(Excerpts from an interface dataset)
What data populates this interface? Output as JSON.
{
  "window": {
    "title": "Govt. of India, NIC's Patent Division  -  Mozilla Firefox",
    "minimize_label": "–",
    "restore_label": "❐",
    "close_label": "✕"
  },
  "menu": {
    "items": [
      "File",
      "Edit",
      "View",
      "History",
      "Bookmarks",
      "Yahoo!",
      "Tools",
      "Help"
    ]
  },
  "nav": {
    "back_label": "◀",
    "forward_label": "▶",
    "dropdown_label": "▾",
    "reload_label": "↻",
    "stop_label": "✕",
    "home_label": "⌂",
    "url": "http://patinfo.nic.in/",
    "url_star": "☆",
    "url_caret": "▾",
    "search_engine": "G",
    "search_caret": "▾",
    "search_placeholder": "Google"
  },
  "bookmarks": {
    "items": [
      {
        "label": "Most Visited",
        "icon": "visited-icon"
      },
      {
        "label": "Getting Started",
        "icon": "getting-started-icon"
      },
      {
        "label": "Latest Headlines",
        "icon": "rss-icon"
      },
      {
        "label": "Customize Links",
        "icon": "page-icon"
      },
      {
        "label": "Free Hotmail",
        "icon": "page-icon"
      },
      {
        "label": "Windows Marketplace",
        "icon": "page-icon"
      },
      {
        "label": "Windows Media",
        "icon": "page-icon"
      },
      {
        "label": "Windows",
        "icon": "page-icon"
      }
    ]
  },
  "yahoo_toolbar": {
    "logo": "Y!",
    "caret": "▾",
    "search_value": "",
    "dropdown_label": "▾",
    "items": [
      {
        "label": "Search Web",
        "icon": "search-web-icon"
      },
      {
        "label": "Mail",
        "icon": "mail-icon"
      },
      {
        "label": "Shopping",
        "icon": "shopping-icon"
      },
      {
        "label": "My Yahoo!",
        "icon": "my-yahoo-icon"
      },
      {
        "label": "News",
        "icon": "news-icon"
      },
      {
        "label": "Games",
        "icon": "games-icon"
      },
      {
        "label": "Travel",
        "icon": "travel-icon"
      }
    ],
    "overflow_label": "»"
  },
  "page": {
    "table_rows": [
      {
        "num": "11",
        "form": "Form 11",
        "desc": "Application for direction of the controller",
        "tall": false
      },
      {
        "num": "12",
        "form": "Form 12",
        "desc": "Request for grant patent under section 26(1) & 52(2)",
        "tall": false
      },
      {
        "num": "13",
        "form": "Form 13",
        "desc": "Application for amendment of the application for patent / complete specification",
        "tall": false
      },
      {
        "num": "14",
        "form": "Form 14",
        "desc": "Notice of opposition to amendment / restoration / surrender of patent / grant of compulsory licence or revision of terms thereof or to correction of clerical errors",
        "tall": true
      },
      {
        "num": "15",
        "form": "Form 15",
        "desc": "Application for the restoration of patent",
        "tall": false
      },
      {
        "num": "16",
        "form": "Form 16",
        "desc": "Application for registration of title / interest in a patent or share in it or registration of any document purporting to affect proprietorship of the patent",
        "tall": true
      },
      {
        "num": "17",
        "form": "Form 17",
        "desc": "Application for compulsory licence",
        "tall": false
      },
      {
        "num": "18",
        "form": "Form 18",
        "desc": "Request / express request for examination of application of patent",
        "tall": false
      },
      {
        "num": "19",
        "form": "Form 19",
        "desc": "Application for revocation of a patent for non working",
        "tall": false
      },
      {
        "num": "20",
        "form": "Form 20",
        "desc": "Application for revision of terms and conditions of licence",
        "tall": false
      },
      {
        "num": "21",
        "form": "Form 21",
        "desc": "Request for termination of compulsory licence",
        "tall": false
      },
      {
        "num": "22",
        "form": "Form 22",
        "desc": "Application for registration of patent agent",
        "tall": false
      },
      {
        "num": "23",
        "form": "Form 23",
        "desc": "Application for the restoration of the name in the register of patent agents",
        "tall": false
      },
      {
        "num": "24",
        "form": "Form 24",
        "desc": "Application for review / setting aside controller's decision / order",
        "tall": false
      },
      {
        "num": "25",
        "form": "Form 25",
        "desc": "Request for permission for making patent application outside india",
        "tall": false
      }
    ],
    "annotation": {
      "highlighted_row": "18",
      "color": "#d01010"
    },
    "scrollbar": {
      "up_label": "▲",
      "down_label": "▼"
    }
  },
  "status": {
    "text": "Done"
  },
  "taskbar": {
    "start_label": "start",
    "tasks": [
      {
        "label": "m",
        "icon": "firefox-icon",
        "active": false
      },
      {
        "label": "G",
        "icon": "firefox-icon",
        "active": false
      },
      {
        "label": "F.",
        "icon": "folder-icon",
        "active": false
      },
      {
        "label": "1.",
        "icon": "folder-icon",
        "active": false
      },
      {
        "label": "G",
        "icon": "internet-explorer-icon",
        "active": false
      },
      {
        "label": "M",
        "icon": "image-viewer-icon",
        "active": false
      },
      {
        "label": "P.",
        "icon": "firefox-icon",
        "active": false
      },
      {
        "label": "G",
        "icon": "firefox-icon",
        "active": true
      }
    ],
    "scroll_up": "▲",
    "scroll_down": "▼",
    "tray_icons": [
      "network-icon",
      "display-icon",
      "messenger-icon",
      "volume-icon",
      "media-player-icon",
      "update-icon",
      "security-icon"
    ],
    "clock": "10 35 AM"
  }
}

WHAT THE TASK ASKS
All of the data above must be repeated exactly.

OUTPUT FOR THIS TASK
What data populates this interface? Output as JSON.
{
  "window": {
    "title": "Govt. of India, NIC's Patent Division  -  Mozilla Firefox",
    "minimize_label": "–",
    "restore_label": "❐",
    "close_label": "✕"
  },
  "menu": {
    "items": [
      "File",
      "Edit",
      "View",
      "History",
      "Bookmarks",
      "Yahoo!",
      "Tools",
      "Help"
    ]
  },
  "nav": {
    "back_label": "◀",
    "forward_label": "▶",
    "dropdown_label": "▾",
    "reload_label": "↻",
    "stop_label": "✕",
    "home_label": "⌂",
    "url": "http://patinfo.nic.in/",
    "url_star": "☆",
    "url_caret": "▾",
    "search_engine": "G",
    "search_caret": "▾",
    "search_placeholder": "Google"
  },
  "bookmarks": {
    "items": [
      {
        "label": "Most Visited",
        "icon": "visited-icon"
      },
      {
        "label": "Getting Started",
        "icon": "getting-started-icon"
      },
      {
        "label": "Latest Headlines",
        "icon": "rss-icon"
      },
      {
        "label": "Customize Links",
        "icon": "page-icon"
      },
      {
        "label": "Free Hotmail",
        "icon": "page-icon"
      },
      {
        "label": "Windows Marketplace",
        "icon": "page-icon"
      },
      {
        "label": "Windows Media",
        "icon": "page-icon"
      },
      {
        "label": "Windows",
        "icon": "page-icon"
      }
    ]
  },
  "yahoo_toolbar": {
    "logo": "Y!",
    "caret": "▾",
    "search_value": "",
    "dropdown_label": "▾",
    "items": [
      {
        "label": "Search Web",
        "icon": "search-web-icon"
      },
      {
        "label": "Mail",
        "icon": "mail-icon"
      },
      {
        "label": "Shopping",
        "icon": "shopping-icon"
      },
      {
        "label": "My Yahoo!",
        "icon": "my-yahoo-icon"
      },
      {
        "label": "News",
        "icon": "news-icon"
      },
      {
        "label": "Games",
        "icon": "games-icon"
      },
      {
        "label": "Travel",
        "icon": "travel-icon"
      }
    ],
    "overflow_label": "»"
  },
  "page": {
    "table_rows": [
      {
        "num": "11",
        "form": "Form 11",
        "desc": "Application for direction of the controller",
        "tall": false
      },
      {
        "num": "12",
        "form": "Form 12",
        "desc": "Request for grant patent under section 26(1) & 52(2)",
        "tall": false
      },
      {
        "num": "13",
        "form": "Form 13",
        "desc": "Application for amendment of the application for patent / complete specification",
        "tall": false
      },
      {
        "num": "14",
        "form": "Form 14",
        "desc": "Notice of opposition to amendment / restoration / surrender of patent / grant of compulsory licence or revision of terms thereof or to correction of clerical errors",
        "tall": true
      },
      {
        "num": "15",
        "form": "Form 15",
        "desc": "Application for the restoration of patent",
        "tall": false
      },
      {
        "num": "16",
        "form": "Form 16",
        "desc": "Application for registration of title / interest in a patent or share in it or registration of any document purporting to affect proprietorship of the patent",
        "tall": true
      },
      {
        "num": "17",
        "form": "Form 17",
        "desc": "Application for compulsory licence",
        "tall": false
      },
      {
        "num": "18",
        "form": "Form 18",
        "desc": "Request / express request for examination of application of patent",
        "tall": false
      },
      {
        "num": "19",
        "form": "Form 19",
        "desc": "Application for revocation of a patent for non working",
        "tall": false
      },
      {
        "num": "20",
        "form": "Form 20",
        "desc": "Application for revision of terms and conditions of licence",
        "tall": false
      },
      {
        "num": "21",
        "form": "Form 21",
        "desc": "Request for termination of compulsory licence",
        "tall": false
      },
      {
        "num": "22",
        "form": "Form 22",
        "desc": "Application for registration of patent agent",
        "tall": false
      },
      {
        "num": "23",
        "form": "Form 23",
        "desc": "Application for the restoration of the name in the register of patent agents",
        "tall": false
      },
      {
        "num": "24",
        "form": "Form 24",
        "desc": "Application for review / setting aside controller's decision / order",
        "tall": false
      },
      {
        "num": "25",
        "form": "Form 25",
        "desc": "Request for permission for making patent application outside india",
        "tall": false
      }
    ],
    "annotation": {
      "highlighted_row": "18",
      "color": "#d01010"
    },
    "scrollbar": {
      "up_label": "▲",
      "down_label": "▼"
    }
  },
  "status": {
    "text": "Done"
  },
  "taskbar": {
    "start_label": "start",
    "tasks": [
      {
        "label": "m",
        "icon": "firefox-icon",
        "active": false
      },
      {
        "label": "G",
        "icon": "firefox-icon",
        "active": false
      },
      {
        "label": "F.",
        "icon": "folder-icon",
        "active": false
      },
      {
        "label": "1.",
        "icon": "folder-icon",
        "active": false
      },
      {
        "label": "G",
        "icon": "internet-explorer-icon",
        "active": false
      },
      {
        "label": "M",
        "icon": "image-viewer-icon",
        "active": false
      },
      {
        "label": "P.",
        "icon": "firefox-icon",
        "active": false
      },
      {
        "label": "G",
        "icon": "firefox-icon",
        "active": true
      }
    ],
    "scroll_up": "▲",
    "scroll_down": "▼",
    "tray_icons": [
      "network-icon",
      "display-icon",
      "messenger-icon",
      "volume-icon",
      "media-player-icon",
      "update-icon",
      "security-icon"
    ],
    "clock": "10 35 AM"
  }
}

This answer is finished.